There are additional questions and concerns about Delta, including Delta Plus—a subvariant of Delta, that has been found in the U.S., the U.K., and other countries. “Delta Plus has one additional mutation to what the Delta variant has,” says Dr. Yildirim. This mutation, called K417N, affects the spike protein that the virus needs to infect cells, and that is the main target for the mRNA and other vaccines, she says.
“Delta Plus has been reported first in India, but the type of mutation was reported in variants such as Beta that emerged earlier. More data is needed to determine the actual rate of spread and impact of this new variant on disease burden and outcome,” Dr. Yildirim adds.
5. Vaccination is the best protection against Delta.
The most important thing you can do to protect yourself from Delta is to get fully vaccinated, the doctors say. At this point, that means if you get a two-dose vaccine like Pfizer or Moderna, for example, you must get both shots and then wait the recommended two-week period for those shots to take full effect. Whether or not you are vaccinated, it’s also important to follow CDC prevention guidelines that are available for vaccinated and unvaccinated people.

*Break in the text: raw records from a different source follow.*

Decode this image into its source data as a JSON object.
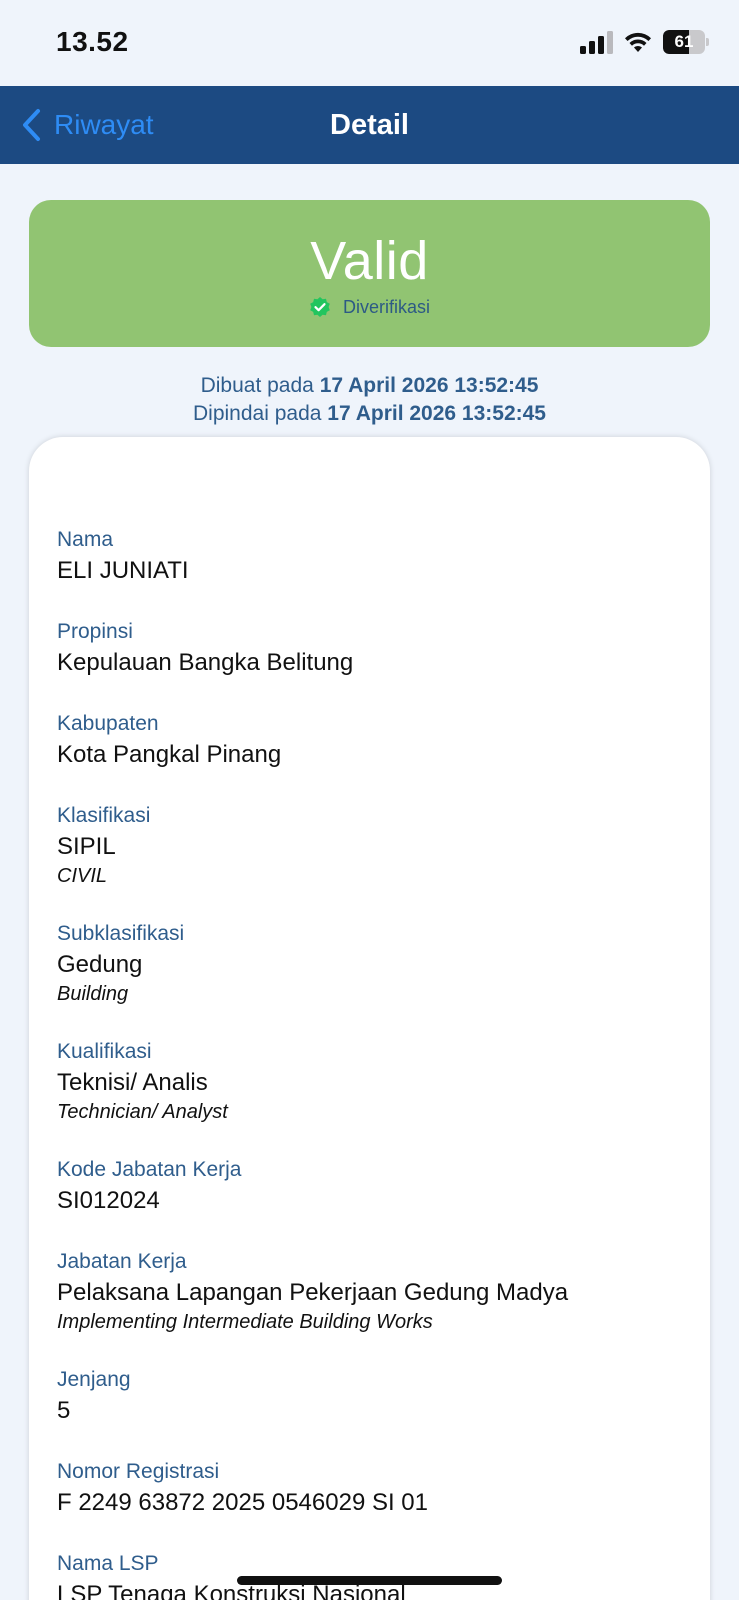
{
  "status_bar": {
    "time": "13.52",
    "battery": "61",
    "battery_level": 0.61
  },
  "nav": {
    "back_label": "Riwayat",
    "title": "Detail"
  },
  "banner": {
    "status": "Valid",
    "verified_label": "Diverifikasi",
    "color": "#91c472"
  },
  "timestamps": {
    "created_prefix": "Dibuat pada",
    "created_value": "17 April 2026 13:52:45",
    "scanned_prefix": "Dipindai pada",
    "scanned_value": "17 April 2026 13:52:45"
  },
  "fields": [
    {
      "label": "Nama",
      "value": "ELI JUNIATI"
    },
    {
      "label": "Propinsi",
      "value": "Kepulauan Bangka Belitung"
    },
    {
      "label": "Kabupaten",
      "value": "Kota Pangkal Pinang"
    },
    {
      "label": "Klasifikasi",
      "value": "SIPIL",
      "en": "CIVIL"
    },
    {
      "label": "Subklasifikasi",
      "value": "Gedung",
      "en": "Building"
    },
    {
      "label": "Kualifikasi",
      "value": "Teknisi/ Analis",
      "en": "Technician/ Analyst"
    },
    {
      "label": "Kode Jabatan Kerja",
      "value": "SI012024"
    },
    {
      "label": "Jabatan Kerja",
      "value": "Pelaksana Lapangan Pekerjaan Gedung Madya",
      "en": "Implementing Intermediate Building Works"
    },
    {
      "label": "Jenjang",
      "value": "5"
    },
    {
      "label": "Nomor Registrasi",
      "value": "F 2249 63872 2025 0546029 SI 01"
    },
    {
      "label": "Nama LSP",
      "value": "LSP Tenaga Konstruksi Nasional"
    }
  ],
  "colors": {
    "nav_bg": "#1c4a82",
    "accent_link": "#2e8cf5",
    "label_blue": "#2f5d8c",
    "page_bg": "#eff4fb"
  },
  "icons": [
    "signal-icon",
    "wifi-icon",
    "battery-icon",
    "back-chevron-icon",
    "check-badge-icon"
  ]
}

“Like everything in life, this is an ongoing risk assessment,” says Dr. Yildirim. “If it is sunny and you’ll be outdoors, you put on sunscreen. If you are in a crowded gathering, potentially with unvaccinated people, you put your mask on and keep social distancing. If you are unvaccinated and eligible for the vaccine, the best thing you can do is to get vaccinated.”
Face masks can provide additional protection and the WHO has encouraged mask-wearing even among vaccinated people. The CDC updated its guidance in July to recommend that both vaccinated and unvaccinated individuals wear masks in public indoor settings in areas of high transmission to help prevent Delta’s spread and to protect others, especially those who are immuno-compromised, unvaccinated, or at risk for severe disease. The agency is also recommending universal indoor masking for all teachers, staff, students, and visitors to K-12 schools.
Of course, there are many people who cannot get the vaccine, because their doctor has advised them against it for health reasons or because personal logistics or difficulties have created roadblocks—or they may choose not to get it. Will the Delta variant be enough to encourage those who can get vaccinated to do so? No one knows for sure, but it’s possible, says Dr. Wilson, who encourages anyone who has questions about vaccination to talk to their family doctor.
“When there are local outbreaks, vaccine rates go up,” Dr. Wilson says. “We know that if someone you know gets really sick and goes to the hospital, it can change your risk calculus a little bit. That could start happening more. I’m hopeful we see vaccine rates go up.”
Originally written on: https://www.yalemedicine.org/news/5-things-to-know-delta-variant-covid